I grew up in NJ, at the Jersey shore (yes, there is a group of people who are really like that; I avoided them like the plague). In fact, I grew up at northernmost end of the Jersey Shore, quite close to NYC, where rum running was invented. (During Prohibition, booze was smuggled in by ship to the north Jersey shore, which was one of the ways the Mafia made money, and grew powerful.)
This really was Mafia country. So when I was a kid, and someone had a light plane accident, or a boating accident, we knew it wasn’t really an accident. I mean, even 10-year-olds knew that.
Which brings me to Paul Wellstone.
When he died in a ‘light plane accident’, I strongly suspected it wasn’t an accident. And there were some plausible theories about the balance of power in the Senate a a motive for murder, yadda yadda yadda. But those didn’t really explain it.

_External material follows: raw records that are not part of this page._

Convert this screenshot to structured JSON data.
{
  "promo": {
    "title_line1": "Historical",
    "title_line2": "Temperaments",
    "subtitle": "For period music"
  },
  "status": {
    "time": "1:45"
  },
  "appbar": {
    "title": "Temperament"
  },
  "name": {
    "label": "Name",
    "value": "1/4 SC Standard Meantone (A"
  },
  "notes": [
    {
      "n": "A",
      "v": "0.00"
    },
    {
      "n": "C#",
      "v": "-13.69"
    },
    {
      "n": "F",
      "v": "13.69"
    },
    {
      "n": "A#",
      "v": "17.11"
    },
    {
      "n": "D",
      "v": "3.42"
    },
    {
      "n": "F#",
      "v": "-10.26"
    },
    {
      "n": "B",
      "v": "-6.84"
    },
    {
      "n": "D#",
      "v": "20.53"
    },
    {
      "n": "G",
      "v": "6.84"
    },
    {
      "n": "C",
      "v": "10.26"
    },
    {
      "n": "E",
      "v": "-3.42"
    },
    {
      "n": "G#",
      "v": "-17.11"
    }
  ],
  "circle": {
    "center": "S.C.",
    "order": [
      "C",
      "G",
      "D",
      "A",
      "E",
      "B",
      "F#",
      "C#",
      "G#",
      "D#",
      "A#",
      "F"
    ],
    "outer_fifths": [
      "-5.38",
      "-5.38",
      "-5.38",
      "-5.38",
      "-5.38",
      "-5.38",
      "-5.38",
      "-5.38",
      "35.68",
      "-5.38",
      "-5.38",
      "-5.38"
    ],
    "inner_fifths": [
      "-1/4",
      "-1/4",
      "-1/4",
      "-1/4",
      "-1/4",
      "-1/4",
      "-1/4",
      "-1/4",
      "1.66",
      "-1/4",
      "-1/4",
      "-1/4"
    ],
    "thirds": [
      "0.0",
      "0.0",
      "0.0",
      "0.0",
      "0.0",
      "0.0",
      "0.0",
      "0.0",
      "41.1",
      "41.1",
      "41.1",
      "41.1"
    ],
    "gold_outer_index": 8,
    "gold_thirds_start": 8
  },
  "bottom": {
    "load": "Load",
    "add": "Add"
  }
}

Last night, I was reading my most recent Harvard Magazine, and I came across this, in an article about Sen. Al Franken.
“Paul Wellstone didn’t mind taking unpopular positions. In 1990, his first year as junior U.S. senator from Minnesota, he voted against the Gulf War. President George H.W. Bush’s reaction: “Who is that chickenshit?” An equal-opportunity offender, Wellstone was the only Democrat to vote against President Bill Clinton’s welfare-reform bill. And when the second Bush administration was rounding up votes for an invasion of Iraq, Wellstone said he heard from Vice President Dick Cheney: “If you vote against the war in Iraq, the Bush administration will do whatever is necessary to get you. There will be severe ramifications for you and the state of Minnesota.”
Wellstone voted against the war, but Cheney never had to retaliate. On October 25, 2002—just two weeks after the Senate vote—a plane carrying Wellstone, his wife, his daughter, two aides, and two pilots crashed in northern Minnesota.”
Umm, Cheney never had to retaliate??? Huh? If a guy is willing to shoot his hunting partner in the face, what do you suppose he’d do to a guy he didn’t like?
So there it is, right there in black and white for everyone to see. All you have to read is the first 2 paragraphs, though the rest of the story is wonderful. (The author, Jesse Kornbluth, is no slouch, having written for New York Times, New York, Vanity Fair, Architectural Digest and more. So I assume journalistic competence here, that he isn’t making this up.)
Here’s what gets me: At least one person, who knew about the threat and was willing to talk about, lived to talk about it. That means this mass murder was meant as a message to someone else. Ever wonder why the Republicans walk in lockstep?
My larger point is this: while you do have to listen to what is out there, what other people think, hang on to that niggling sense that all those people may be wrong, and you might just be right.